Ideas I Like

Via The Playgoer:
ACT has teamed up with everyone from dancers and musicians to smaller theater companies. It also started a new works series. Those initiatives helped the company increase artistic offerings from 12 shows in 2006 to 45 last year. Adding so many performances freed up ACT to try something new on the business side of the operation. In addition to its traditional season subscriptions and individual ticket sales, ACT launched a membership program. For $25 a month, members can see anything at ACT, as often as they like.

Scandiuzzi: "Like a gym membership. What it does, it appeals to a younger constituency that wants flexibility, doesn't want to be tied to let's say, I have to be here every other month. It frees them, they can call the day before, see a play, a dance, whatever."

It's like an all–you–can–eat art buffet. 350 people have become members since July 2009, when the program started. The company would like to bring in a total of 1,000 members by the end of 2010.

I dig it, for reals. At E.S.T., there's one guy, just one guy who comes to literally EVERYTHING. He was coming to everything before I got there in 1996. He's still coming to everything now. I think people would take advantage of that kind of deal, especially now.


Anonymous said...

ACT is trying new things and having success with them. Carlo deserves a huge amount of credit for this. Being on the ground here, however, I have to say that on the artistic mentor side of things-- i.e. Kurt Beattie's bailiwick, it's still as weak as it ever was. Absentee dad sort of stuff. Kurt's the direct opposite with what we had with Curt at EST, sticking his busy hands in everything right down to fixing the faulty toilet. Kurt would be horrified to have to do what Curt did, and would be happiest to just be left alone and never bothered with that tiresome "local new works" nonsense. New works for ACT = Steven Dietz and they call it local even though Dietz hasn't lived here for a decade.

Paul Mullin said...

Shit. I didn't mean for that to be anonymous. It's me, J.

One more point, while I'm at it. ACT's Central Heating Lab is a great idea, but really one that all regional theaters should be doing as a matter of responsibility. It's a glorified cheap rental opportunity. Near zero actual curatorship or marketing help. It shows a great deal of savvy and kindness on Carlo's part, but not necessarily a depth of artistic vision. No one at ACT is actually getting their hands dirty here.

Seems like regional theaters everywhere are in a rush to become not much more than performance venues instead of true producers.

Paul Mullin said...

I want to follow this convo. Sorry for yet another post.

99 said...

I thought that might be you!
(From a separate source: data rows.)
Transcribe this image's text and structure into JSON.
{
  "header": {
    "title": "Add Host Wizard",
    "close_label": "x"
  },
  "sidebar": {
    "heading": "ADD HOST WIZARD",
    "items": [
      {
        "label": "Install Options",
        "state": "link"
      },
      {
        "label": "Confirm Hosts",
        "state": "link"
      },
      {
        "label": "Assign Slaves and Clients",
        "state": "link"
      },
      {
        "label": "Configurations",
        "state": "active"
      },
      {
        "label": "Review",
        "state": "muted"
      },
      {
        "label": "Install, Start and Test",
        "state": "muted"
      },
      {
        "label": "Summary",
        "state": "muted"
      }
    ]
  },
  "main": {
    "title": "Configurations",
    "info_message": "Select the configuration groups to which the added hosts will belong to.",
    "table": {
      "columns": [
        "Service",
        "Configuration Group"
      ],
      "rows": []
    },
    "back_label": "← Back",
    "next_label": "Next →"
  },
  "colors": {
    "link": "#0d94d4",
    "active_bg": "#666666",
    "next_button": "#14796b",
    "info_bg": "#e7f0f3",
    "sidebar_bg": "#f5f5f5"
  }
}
But I was trying to figure out what other old EST'ers were out there.

I hear what you're saying about producers vs. presenters. I think marrying that inclusive spirit with a keen producer's eye would be a great thing, even if it's rare.

But starting with a cheap rental opportunity and seeing if it can grow from there works for me. I just hope that, when the theatre's fortunes turn around, they don't just chuck all these people out in the street.

joshcon80 said...

Steppenwolf, too, has an awesome program they've started where they umbrella a handful of young companies.

Pavement Group, who developed "MilkMilkLemonade" in Chicago is opening a production of Greg Moss's "Punkplay" there today.